My Kids Are Time Travellers

It was Eden’s seventeenth birthday today, which reminds me of the time last spring when the ghost of her two-year old self appeared while I was redecorating the floorboards in the downstairs hallway.

The backstory is this: when we moved house in 2000, we inherited carpet with a pattern so vile it looked like someone had thrown up a Vienetta violently and repeatedly all over the floor, and so we ripped it all up as soon as possible, revealing pine floorboards caked with thirty-odd years of grime and covered in paint spatters from when the house was built. Conscious to establish my credentials as Husband And Father Capable of Manly Labour, I hired one of those big belt sanders and went to work on it – all rolled-up t-shirt sleeves and grunting for tea. What they don’t tell you is that when the sandpaper bites into the wood, the machine more or less pulls itself along by its own power like a carnivorous vacuum cleaner, leaving you (okay, me) reduced to simply hanging on and trying to guide it away from the walls and other people’s feet.

About five minutes in, the sandpaper belt made a horrible noise and shredded apart, and I realised that I should have gone around with a hammer and a nail punch beforehand and made sure that all the floorboard nails were sunk out of harm’s way – so I went and did that. And in this I had a little helper.

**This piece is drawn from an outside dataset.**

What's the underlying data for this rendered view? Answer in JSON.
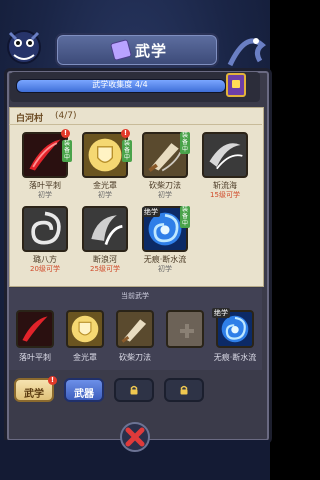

Eden followed me with her Bob the Builder Hammer - its handle had been full of sweets, but not for very long – and made sure that I did the job properly. As anyone has seen my DIY will agree, to this day it continues to display the quality control of a two-year old.

I skimped on the edges, basically. The big belt sander wouldn’t go right to the skirting board and I couldn’t be arsed and you wouldn’t have noticed it if you weren’t looking and it took me until last spring to finally get around to doing it. So I waited until TC took the girls to her parents’, cleared out the hall and tidied up the edges with a little detail-sander and some left-over varnish.

Now I’m not going to say that what happened to me was an actual hallucination, in the sense of  any weird or otherworldly apparition, but she was there. The intervening fourteen years had folded in on themselves and become paper thin, and she was standing right next to me, two years old, in her rainbow wellies, utterly absorbed in the important task of Helping Daddy. We didn’t say anything to each other, just got on with the work and then she went on her way back to whatever she’d been doing in 2002.

The exact same thing had happened the summer before that with Hope, when I took her for a hike up Mt Snowdon to help her complete an objective for an internet scavenger hunt. At one point I looked at her, and she wasn’t that long-legged teenager but the two-year old walking beside me along Kurrawa Avenue in New South Wales on our way to the corner shop through the tunnel under the road which made great echoes, with her hand gripped tightly to my finger. Time folded in on itself, and we met each other in the margins.

I don’t really believe in ghosts – not the supernatural kind, anyway. But I do believe that we are always with each other in the memories of the times we shared together, and that at the end of the day we’re only haunting ourselves.

What haunts me most about the photo of me and Eden is where the fuck has all my hair gone?